I am still reeling in response to the US election, trying to understand what it means (how did it happen?) and what the impact will be on Canada and the rest of the world.
One article I read suggested that, during the campaign, the media took Mr. Trump literally but not seriously, while his supporters took him seriously but not literally.
Others have opined that we are now in the post-truth world, where facts or evidence become much less relevant, perhaps irrelevant, and are replaced by personally-chosen opinion and revisionist history: “I don’t care what the facts are. I choose to believe differently”.
In medicine, such a shift in thinking would be a disaster.
But we must be prepared to react and respond, as it is likely some of that behavior and thinking will leak across the border. How will we (the health system, not just doctors) address the need to increase childhood immunization rates? To reduce pollution? To address global warming? Recently we’ve heard that Mr. Trump has an open mind on some of these questions. That is better than a closed mind, I suppose, but it begs the question where his mind has been for the past 10 years, what he’s been reading and who he’s been listening to.
What is also becoming ever more apparent is the enormous set of conflicts of interest Mr. Trump’s business interests create in his impending role as President and Commander-in-Chief. In my experience, people are readily able to identify potential conflicts in others, but not very good at identifying conflicts of interest in themselves. Rather than putting his business interests into a blind trust, Mr. Trump has indicated he will turn over the running of his businesses to his children. I am sure Dad and the kids never talk, so that should alleviate any issues…Why is this important? The question the American people may have to ask themselves is: is this decision in the American interest or in Mr. Trump’s business interests? What if the two interests are not aligned?
Are there parallels in medicine? I think so.
Are we truly able to interpret the evidence behind new devices, drugs and treatments? Do we critically evaluate what we do (and what we offer patients) against current evidence?
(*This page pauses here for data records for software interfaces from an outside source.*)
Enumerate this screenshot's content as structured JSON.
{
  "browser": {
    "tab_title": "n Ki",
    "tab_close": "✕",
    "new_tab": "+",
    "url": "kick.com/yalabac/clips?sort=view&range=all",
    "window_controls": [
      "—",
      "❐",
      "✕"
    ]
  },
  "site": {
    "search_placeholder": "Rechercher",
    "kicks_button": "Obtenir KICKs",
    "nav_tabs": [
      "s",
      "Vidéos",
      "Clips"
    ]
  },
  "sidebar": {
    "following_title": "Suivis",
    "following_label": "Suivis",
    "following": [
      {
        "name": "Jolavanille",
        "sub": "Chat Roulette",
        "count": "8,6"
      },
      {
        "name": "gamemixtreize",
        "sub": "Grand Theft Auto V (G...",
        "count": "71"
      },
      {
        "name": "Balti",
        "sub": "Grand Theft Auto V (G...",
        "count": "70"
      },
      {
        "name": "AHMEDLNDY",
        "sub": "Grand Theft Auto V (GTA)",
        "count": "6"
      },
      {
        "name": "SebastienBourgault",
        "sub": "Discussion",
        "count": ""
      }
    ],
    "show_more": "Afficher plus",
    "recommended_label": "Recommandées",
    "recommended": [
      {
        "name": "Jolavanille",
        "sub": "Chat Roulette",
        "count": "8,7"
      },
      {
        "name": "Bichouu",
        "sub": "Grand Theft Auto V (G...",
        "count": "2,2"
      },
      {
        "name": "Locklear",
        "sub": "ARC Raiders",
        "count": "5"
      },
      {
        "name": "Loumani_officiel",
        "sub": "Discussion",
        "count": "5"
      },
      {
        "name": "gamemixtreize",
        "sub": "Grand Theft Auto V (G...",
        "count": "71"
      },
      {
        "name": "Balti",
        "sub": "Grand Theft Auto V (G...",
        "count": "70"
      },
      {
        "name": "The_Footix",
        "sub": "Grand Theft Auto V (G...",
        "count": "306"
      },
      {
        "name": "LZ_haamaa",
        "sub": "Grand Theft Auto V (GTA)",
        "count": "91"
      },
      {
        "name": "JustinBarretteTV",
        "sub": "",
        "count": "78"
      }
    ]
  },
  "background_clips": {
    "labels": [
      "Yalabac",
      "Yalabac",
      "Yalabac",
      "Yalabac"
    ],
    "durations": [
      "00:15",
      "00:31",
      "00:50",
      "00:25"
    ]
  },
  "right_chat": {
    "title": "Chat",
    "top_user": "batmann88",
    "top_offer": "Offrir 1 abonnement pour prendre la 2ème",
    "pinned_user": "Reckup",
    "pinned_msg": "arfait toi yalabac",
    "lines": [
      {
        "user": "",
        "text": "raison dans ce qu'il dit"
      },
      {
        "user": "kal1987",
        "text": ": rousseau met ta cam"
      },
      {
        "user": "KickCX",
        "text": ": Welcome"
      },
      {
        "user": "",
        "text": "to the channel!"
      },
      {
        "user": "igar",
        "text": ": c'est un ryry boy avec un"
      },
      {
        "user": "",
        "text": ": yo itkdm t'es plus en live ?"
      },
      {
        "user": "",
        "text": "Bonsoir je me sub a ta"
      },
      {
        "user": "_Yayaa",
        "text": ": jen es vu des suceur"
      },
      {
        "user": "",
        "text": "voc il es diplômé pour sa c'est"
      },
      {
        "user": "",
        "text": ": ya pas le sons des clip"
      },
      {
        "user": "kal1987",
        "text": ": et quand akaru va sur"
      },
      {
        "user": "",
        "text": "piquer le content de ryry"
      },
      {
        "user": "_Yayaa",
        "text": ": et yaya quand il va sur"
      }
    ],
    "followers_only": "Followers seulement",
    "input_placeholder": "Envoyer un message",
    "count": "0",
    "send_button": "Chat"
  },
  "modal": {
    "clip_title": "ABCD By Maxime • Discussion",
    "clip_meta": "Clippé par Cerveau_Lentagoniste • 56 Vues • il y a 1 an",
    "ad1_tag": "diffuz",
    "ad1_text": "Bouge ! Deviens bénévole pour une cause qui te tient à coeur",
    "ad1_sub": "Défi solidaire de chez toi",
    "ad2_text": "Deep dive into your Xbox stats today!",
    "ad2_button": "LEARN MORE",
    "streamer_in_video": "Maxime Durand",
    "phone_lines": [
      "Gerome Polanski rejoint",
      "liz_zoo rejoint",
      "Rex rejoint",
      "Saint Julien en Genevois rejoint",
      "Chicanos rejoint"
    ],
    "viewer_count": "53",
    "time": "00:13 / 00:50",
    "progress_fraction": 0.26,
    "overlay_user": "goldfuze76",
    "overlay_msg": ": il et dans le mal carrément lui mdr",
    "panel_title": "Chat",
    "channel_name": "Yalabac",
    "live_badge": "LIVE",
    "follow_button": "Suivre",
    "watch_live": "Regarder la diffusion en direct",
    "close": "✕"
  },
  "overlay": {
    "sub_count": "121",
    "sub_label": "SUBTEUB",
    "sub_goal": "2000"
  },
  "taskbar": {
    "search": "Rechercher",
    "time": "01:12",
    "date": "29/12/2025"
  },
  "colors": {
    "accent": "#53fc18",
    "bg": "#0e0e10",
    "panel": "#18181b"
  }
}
Do we abandon treatments, drugs and technologies shown not to have benefit? Do we delay adopting new and innovative techniques until there is evidence to support their adoption? Or, in the absence of evidence, do we attempt to produce the evidence?
How prone are we to recognize or act on conflicts of interest? How many of us think that drug detailing by pharmaceutical representatives has no impact on our prescribing choices? Can we see that some conflicting interests are non-financial – examples include prestige and secondary benefits?
How willing are we to step up and speak out against behaviors that are unacceptable – swearing at co-workers, denigrating colleagues, laughing at patients’ misfortunes, threatening when we don’t get our way?
Recently I had the opportunity to hear a very experienced lawyer/politician express her views about the Trump election. In part, her message was that words matter and that, as a civil society, we need to stand up and object (and correct) when words are used in ways that violate our sense of fairness, of right and wrong, and our desire to have an inclusive society.
I believe the same is true in our profession. Words and actions matter. There is no better time to stand up and object (and correct) when we see and hear things that are unprofessional, hurtful and untrue. Thankfully, we are guided by mores and ethics, including by a shared sense of purpose. The problems we face in health care in Alberta and in medicine specifically are our collective problems; we don’t need a disruptive figure (a misogynistic, xenophobic, racist, philandering and groping figure at that) to force change. We can make the changes ourselves, while remaining professional as we do so.
The December meeting of Council will be Jim Stone’s final act as the President of the Council and chair, as his six years on Council comes to an end.
I have had the good fortune to work with a stellar group of Council presidents, and Jim has been one of the best. Not only has he been incredibly supportive to me and our team at the College, he has been a true consensus-builder at Council and, when necessary, the moral center for Council.
Jim has dedicated many extra hours and days to the College, which, considering his other roles as cardiologist/clinician and cardiovascular SCN medical director, is more than we could reasonably ask. While we will continue to benefit from Dr. Stone’s experience and expertise on the Governance Committee (where the past-president plays a role), I will miss his leadership at Council and his counsel and friendship to me.
To all of you, I hope the holiday season brings you time with family, time to recharge and reflect, and time to be thankful for the blessings we all have as Albertans and Canadians.